_EXERCISE DATA_
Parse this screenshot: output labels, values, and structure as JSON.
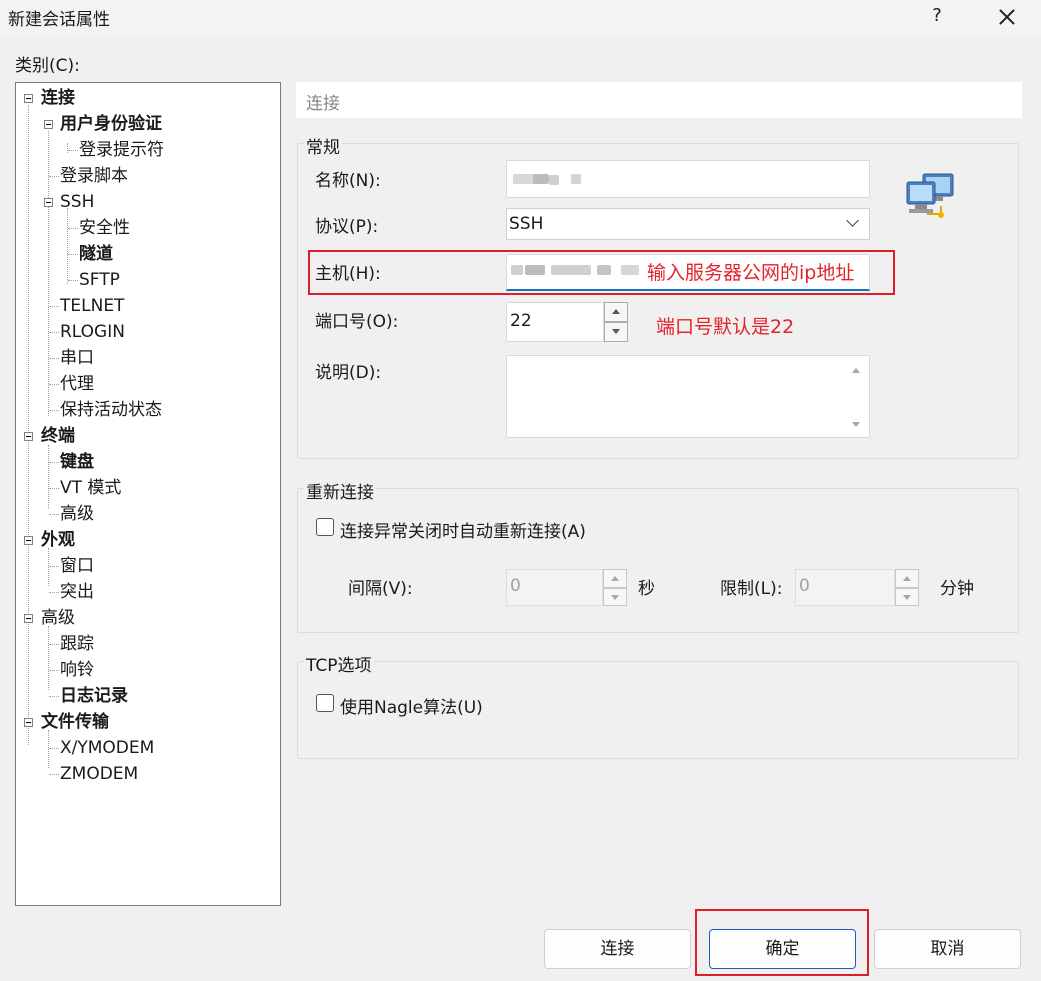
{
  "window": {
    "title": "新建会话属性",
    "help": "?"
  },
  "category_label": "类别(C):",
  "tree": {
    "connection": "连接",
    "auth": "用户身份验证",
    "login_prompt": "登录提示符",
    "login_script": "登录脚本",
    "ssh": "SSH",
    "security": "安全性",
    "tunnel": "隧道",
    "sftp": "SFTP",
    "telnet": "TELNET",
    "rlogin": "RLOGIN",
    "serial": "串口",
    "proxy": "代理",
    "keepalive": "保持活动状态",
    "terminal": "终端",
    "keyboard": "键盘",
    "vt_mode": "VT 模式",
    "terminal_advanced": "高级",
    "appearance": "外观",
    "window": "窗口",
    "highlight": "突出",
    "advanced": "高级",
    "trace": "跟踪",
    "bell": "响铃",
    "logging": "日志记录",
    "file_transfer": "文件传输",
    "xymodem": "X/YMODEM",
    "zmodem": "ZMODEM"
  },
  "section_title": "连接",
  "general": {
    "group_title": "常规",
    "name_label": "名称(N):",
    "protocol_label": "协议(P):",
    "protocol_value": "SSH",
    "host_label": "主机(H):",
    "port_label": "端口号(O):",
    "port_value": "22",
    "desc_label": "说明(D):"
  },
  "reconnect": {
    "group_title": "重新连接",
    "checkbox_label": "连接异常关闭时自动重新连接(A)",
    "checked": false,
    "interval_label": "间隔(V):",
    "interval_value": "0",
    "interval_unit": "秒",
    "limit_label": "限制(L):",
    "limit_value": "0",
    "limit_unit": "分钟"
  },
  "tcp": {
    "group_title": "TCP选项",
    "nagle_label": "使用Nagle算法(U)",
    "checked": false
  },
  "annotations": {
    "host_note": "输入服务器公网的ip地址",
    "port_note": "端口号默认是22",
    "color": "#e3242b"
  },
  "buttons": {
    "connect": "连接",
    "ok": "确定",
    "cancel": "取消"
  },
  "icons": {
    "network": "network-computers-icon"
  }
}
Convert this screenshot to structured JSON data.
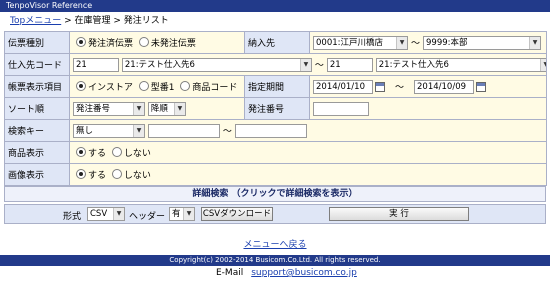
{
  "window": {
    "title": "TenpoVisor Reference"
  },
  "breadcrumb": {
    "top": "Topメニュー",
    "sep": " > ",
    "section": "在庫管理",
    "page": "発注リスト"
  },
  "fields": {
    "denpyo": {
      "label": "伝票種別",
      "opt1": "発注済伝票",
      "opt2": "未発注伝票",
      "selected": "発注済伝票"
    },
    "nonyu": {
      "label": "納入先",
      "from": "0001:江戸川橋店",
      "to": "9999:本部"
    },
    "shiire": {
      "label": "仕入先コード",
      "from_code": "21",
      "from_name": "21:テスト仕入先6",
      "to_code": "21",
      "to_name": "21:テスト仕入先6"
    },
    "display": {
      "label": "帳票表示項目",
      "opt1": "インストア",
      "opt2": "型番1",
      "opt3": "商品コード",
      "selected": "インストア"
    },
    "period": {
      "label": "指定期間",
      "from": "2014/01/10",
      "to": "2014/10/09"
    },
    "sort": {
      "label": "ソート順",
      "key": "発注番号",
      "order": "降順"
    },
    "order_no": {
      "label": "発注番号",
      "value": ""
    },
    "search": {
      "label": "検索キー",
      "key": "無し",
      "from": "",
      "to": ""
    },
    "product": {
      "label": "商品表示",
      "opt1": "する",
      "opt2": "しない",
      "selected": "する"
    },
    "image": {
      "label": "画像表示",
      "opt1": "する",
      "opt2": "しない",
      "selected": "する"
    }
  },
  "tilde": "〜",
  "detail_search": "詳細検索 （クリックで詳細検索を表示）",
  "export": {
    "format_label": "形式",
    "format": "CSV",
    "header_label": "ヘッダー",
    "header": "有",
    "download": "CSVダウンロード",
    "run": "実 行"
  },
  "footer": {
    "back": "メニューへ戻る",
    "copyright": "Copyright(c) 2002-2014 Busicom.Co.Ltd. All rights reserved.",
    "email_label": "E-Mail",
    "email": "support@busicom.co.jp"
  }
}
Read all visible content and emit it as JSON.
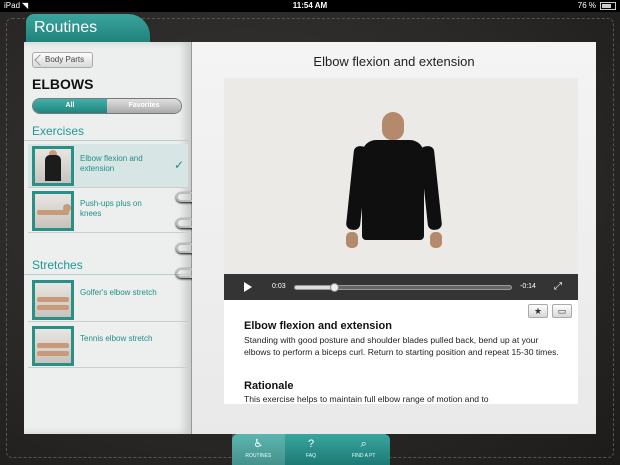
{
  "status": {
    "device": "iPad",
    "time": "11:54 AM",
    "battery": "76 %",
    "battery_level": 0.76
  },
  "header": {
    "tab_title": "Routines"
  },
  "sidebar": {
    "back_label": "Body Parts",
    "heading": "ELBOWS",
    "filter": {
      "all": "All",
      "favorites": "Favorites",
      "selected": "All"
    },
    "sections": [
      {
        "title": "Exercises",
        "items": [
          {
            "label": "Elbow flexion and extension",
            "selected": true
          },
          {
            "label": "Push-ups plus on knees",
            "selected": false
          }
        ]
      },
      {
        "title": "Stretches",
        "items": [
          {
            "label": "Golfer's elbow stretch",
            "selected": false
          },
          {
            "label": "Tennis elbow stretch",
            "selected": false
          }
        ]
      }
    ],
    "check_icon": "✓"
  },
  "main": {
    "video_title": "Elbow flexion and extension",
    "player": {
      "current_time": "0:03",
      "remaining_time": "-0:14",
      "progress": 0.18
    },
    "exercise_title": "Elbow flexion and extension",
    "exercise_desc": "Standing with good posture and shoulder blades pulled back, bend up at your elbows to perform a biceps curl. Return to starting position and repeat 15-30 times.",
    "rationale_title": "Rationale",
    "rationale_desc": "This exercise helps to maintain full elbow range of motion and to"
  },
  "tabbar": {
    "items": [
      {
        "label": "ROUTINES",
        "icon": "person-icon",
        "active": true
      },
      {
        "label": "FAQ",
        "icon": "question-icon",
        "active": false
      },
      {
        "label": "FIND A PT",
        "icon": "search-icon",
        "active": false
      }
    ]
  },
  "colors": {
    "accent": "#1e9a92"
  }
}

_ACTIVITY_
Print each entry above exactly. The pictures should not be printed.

_RESULT OF THIS TASK_
Parse this screenshot: output labels, values, and structure as JSON.
{
  "window": {
    "title": "新建会话属性",
    "help": "?"
  },
  "category_label": "类别(C):",
  "tree": {
    "connection": "连接",
    "auth": "用户身份验证",
    "login_prompt": "登录提示符",
    "login_script": "登录脚本",
    "ssh": "SSH",
    "security": "安全性",
    "tunnel": "隧道",
    "sftp": "SFTP",
    "telnet": "TELNET",
    "rlogin": "RLOGIN",
    "serial": "串口",
    "proxy": "代理",
    "keepalive": "保持活动状态",
    "terminal": "终端",
    "keyboard": "键盘",
    "vt_mode": "VT 模式",
    "terminal_advanced": "高级",
    "appearance": "外观",
    "window": "窗口",
    "highlight": "突出",
    "advanced": "高级",
    "trace": "跟踪",
    "bell": "响铃",
    "logging": "日志记录",
    "file_transfer": "文件传输",
    "xymodem": "X/YMODEM",
    "zmodem": "ZMODEM"
  },
  "section_title": "连接",
  "general": {
    "group_title": "常规",
    "name_label": "名称(N):",
    "protocol_label": "协议(P):",
    "protocol_value": "SSH",
    "host_label": "主机(H):",
    "port_label": "端口号(O):",
    "port_value": "22",
    "desc_label": "说明(D):"
  },
  "reconnect": {
    "group_title": "重新连接",
    "checkbox_label": "连接异常关闭时自动重新连接(A)",
    "checked": false,
    "interval_label": "间隔(V):",
    "interval_value": "0",
    "interval_unit": "秒",
    "limit_label": "限制(L):",
    "limit_value": "0",
    "limit_unit": "分钟"
  },
  "tcp": {
    "group_title": "TCP选项",
    "nagle_label": "使用Nagle算法(U)",
    "checked": false
  },
  "annotations": {
    "host_note": "输入服务器公网的ip地址",
    "port_note": "端口号默认是22",
    "color": "#e3242b"
  },
  "buttons": {
    "connect": "连接",
    "ok": "确定",
    "cancel": "取消"
  },
  "icons": {
    "network": "network-computers-icon"
  }
}
Convert this screenshot to structured JSON data.
{
  "window": {
    "title": "TenpoVisor Reference"
  },
  "breadcrumb": {
    "top": "Topメニュー",
    "sep": " > ",
    "section": "在庫管理",
    "page": "発注リスト"
  },
  "fields": {
    "denpyo": {
      "label": "伝票種別",
      "opt1": "発注済伝票",
      "opt2": "未発注伝票",
      "selected": "発注済伝票"
    },
    "nonyu": {
      "label": "納入先",
      "from": "0001:江戸川橋店",
      "to": "9999:本部"
    },
    "shiire": {
      "label": "仕入先コード",
      "from_code": "21",
      "from_name": "21:テスト仕入先6",
      "to_code": "21",
      "to_name": "21:テスト仕入先6"
    },
    "display": {
      "label": "帳票表示項目",
      "opt1": "インストア",
      "opt2": "型番1",
      "opt3": "商品コード",
      "selected": "インストア"
    },
    "period": {
      "label": "指定期間",
      "from": "2014/01/10",
      "to": "2014/10/09"
    },
    "sort": {
      "label": "ソート順",
      "key": "発注番号",
      "order": "降順"
    },
    "order_no": {
      "label": "発注番号",
      "value": ""
    },
    "search": {
      "label": "検索キー",
      "key": "無し",
      "from": "",
      "to": ""
    },
    "product": {
      "label": "商品表示",
      "opt1": "する",
      "opt2": "しない",
      "selected": "する"
    },
    "image": {
      "label": "画像表示",
      "opt1": "する",
      "opt2": "しない",
      "selected": "する"
    }
  },
  "tilde": "〜",
  "detail_search": "詳細検索 （クリックで詳細検索を表示）",
  "export": {
    "format_label": "形式",
    "format": "CSV",
    "header_label": "ヘッダー",
    "header": "有",
    "download": "CSVダウンロード",
    "run": "実 行"
  },
  "footer": {
    "back": "メニューへ戻る",
    "copyright": "Copyright(c) 2002-2014 Busicom.Co.Ltd. All rights reserved.",
    "email_label": "E-Mail",
    "email": "support@busicom.co.jp"
  }
}
Read all visible content and emit it as JSON.
{
  "status": {
    "device": "iPad",
    "time": "11:54 AM",
    "battery": "76 %",
    "battery_level": 0.76
  },
  "header": {
    "tab_title": "Routines"
  },
  "sidebar": {
    "back_label": "Body Parts",
    "heading": "ELBOWS",
    "filter": {
      "all": "All",
      "favorites": "Favorites",
      "selected": "All"
    },
    "sections": [
      {
        "title": "Exercises",
        "items": [
          {
            "label": "Elbow flexion and extension",
            "selected": true
          },
          {
            "label": "Push-ups plus on knees",
            "selected": false
          }
        ]
      },
      {
        "title": "Stretches",
        "items": [
          {
            "label": "Golfer's elbow stretch",
            "selected": false
          },
          {
            "label": "Tennis elbow stretch",
            "selected": false
          }
        ]
      }
    ],
    "check_icon": "✓"
  },
  "main": {
    "video_title": "Elbow flexion and extension",
    "player": {
      "current_time": "0:03",
      "remaining_time": "-0:14",
      "progress": 0.18
    },
    "exercise_title": "Elbow flexion and extension",
    "exercise_desc": "Standing with good posture and shoulder blades pulled back, bend up at your elbows to perform a biceps curl. Return to starting position and repeat 15-30 times.",
    "rationale_title": "Rationale",
    "rationale_desc": "This exercise helps to maintain full elbow range of motion and to"
  },
  "tabbar": {
    "items": [
      {
        "label": "ROUTINES",
        "icon": "person-icon",
        "active": true
      },
      {
        "label": "FAQ",
        "icon": "question-icon",
        "active": false
      },
      {
        "label": "FIND A PT",
        "icon": "search-icon",
        "active": false
      }
    ]
  },
  "colors": {
    "accent": "#1e9a92"
  }
}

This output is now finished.